Violinist Stephen Miahky makes his debut with the Blair String Quartet

Photograph (C) Beowulf SheehanClassical musicians seldom get to feel like rock stars. But violinist Stephen Miahky got that chance while still a doctoral student at Rutgers University. The Dalai Lama was touring the U.S., and Miahky and another doctoral student were invited to perform for him. It became Miahky’s U2 moment, since he performed in a football stadium.

“I was very odd to see my image projected on one of those giant Jumbotrons,” says Miahky. “The Dalai Lama was sitting very close, and he was incredibly generous after the performance.”

On Saturday, Miahky will present another memorable concert when he makes his official debut as first violinist of the Blair String Quartet. He follows a local legend, violinist Christian Teal, who retired from the Blair School of Music and the Blair String Quartet after a resoundingly successful 42-year tenure.

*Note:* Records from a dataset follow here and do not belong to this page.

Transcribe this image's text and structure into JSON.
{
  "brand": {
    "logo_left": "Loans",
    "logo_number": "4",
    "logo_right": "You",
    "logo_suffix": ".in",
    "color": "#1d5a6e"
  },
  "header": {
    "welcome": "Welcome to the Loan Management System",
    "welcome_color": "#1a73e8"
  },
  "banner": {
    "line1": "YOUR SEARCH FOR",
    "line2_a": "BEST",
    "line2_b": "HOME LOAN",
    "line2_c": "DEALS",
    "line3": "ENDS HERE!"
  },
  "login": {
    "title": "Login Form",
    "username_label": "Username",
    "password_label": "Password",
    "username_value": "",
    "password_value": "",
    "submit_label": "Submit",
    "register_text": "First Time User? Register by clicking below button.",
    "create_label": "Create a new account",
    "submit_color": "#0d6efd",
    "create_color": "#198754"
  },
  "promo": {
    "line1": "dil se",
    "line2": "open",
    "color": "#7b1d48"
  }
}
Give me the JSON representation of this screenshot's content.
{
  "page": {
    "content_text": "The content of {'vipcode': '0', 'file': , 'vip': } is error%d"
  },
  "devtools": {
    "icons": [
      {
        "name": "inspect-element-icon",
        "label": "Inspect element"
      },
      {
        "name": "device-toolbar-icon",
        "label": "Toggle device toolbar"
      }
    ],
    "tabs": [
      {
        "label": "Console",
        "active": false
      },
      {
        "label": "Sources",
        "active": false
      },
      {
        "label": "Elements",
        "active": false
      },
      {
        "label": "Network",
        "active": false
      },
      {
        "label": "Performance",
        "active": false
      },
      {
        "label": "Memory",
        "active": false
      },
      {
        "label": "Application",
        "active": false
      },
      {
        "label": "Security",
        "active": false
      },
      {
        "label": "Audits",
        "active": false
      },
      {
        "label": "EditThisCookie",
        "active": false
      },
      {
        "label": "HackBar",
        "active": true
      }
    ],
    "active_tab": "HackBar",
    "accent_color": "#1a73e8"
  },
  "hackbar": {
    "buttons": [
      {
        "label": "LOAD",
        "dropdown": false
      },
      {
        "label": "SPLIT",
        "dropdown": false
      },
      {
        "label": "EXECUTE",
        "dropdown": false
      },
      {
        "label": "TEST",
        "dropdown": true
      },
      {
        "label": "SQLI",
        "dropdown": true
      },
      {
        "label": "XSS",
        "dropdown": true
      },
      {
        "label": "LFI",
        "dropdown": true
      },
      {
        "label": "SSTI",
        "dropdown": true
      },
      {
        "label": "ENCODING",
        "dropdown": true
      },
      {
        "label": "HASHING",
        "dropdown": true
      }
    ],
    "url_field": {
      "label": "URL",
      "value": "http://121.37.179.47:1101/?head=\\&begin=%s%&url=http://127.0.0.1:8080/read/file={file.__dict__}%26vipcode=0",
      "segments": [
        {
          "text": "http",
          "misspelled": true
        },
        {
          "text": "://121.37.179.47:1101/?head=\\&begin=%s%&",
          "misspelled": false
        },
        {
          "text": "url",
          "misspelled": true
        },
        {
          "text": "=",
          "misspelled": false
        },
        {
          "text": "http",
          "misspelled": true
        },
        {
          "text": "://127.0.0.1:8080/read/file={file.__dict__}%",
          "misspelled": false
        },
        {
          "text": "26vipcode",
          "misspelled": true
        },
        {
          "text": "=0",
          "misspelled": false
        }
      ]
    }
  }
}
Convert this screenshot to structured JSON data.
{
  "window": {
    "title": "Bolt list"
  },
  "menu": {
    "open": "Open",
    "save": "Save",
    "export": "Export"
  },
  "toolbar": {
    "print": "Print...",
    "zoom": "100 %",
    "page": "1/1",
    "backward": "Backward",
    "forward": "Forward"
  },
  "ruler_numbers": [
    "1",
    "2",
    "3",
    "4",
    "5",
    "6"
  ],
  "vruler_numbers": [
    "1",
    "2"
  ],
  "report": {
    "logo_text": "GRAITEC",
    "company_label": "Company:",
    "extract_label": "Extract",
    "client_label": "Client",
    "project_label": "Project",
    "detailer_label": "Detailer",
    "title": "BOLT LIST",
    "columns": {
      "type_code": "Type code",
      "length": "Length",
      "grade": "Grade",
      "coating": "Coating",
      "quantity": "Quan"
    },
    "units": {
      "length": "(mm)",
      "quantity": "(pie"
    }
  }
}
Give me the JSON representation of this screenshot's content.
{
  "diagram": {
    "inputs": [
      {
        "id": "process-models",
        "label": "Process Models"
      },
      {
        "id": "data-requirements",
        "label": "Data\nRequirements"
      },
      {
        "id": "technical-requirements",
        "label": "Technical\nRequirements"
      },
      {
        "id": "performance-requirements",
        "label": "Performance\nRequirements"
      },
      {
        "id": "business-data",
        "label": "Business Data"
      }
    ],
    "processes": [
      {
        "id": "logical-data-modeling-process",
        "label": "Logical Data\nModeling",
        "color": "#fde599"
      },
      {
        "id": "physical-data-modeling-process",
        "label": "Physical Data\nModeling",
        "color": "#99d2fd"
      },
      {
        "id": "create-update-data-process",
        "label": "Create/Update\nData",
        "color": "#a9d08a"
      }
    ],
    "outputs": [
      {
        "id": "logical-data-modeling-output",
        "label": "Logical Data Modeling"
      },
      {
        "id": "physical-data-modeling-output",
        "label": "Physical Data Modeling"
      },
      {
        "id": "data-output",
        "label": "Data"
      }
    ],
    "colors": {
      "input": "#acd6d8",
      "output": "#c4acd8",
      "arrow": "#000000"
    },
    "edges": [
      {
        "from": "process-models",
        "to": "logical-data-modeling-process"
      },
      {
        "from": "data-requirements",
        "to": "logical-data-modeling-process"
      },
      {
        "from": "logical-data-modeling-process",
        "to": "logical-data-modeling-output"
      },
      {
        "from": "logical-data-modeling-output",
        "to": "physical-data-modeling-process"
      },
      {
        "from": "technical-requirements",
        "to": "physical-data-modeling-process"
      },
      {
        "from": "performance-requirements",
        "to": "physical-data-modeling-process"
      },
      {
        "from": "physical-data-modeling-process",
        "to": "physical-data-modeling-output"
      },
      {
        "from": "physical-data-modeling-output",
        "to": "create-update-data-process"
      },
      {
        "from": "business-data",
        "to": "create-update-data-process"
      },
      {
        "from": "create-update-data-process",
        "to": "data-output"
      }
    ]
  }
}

“Obviously those kinds of jobs don’t come along very often, since Chris was in his job for 42 years.”

An Akron, Ohio native, Miahky was teaching at Ohio’s Bowling Green State University prior to moving to Nashville. He brings an exceptional academic background to the job, having received bachelor’s and master’s degrees in music from the University of Michigan and a doctorate from Rutgers University. One of his teachers was Arnold Steinhardt, a violinist with the legendary Guarneri Quartet.

“I went to Rutgers in part to study with Arnold Steinhardt,” says Miahky. “The influence of the Guarneri Quartet was tremendous, I learned a lot about the repertory by listening to the Guarneri Quartet’s many historic recordings.”

Miahky’s performance with the Blair Quartet will feature a diverse program that includes Mozart’s Quartet in E-flat, K. 428, Janacek First Quartet “Kreutzer Sonata” and Mendelssohn’s Quartet Op. 44, No. 1. The free performance starts at 8 p.m. Saturday, Oct. 4 at Ingram Hall.

Print Friendly, PDF & Email
About John Pitcher

John Pitcher is the chief classical music, jazz and dance critic as well as co-founder of ArtsNash. He has been a classical music critic for the Washington Post, the Rochester (NY) Democrat and Chronicle, National Public Radio’s Performance Today (NPR), and the Nashville Scene. His writings about music and the arts have also appeared in Symphony Magazine, American Record Guide and Stagebill Magazine, among other publications. Pitcher earned his master’s degree in journalism from Columbia University’s Graduate School of Journalism, where he studied arts writing with Judith Crist and Phyllis Garland. His work has received the New York State Associated Press award for outstanding classical music criticism.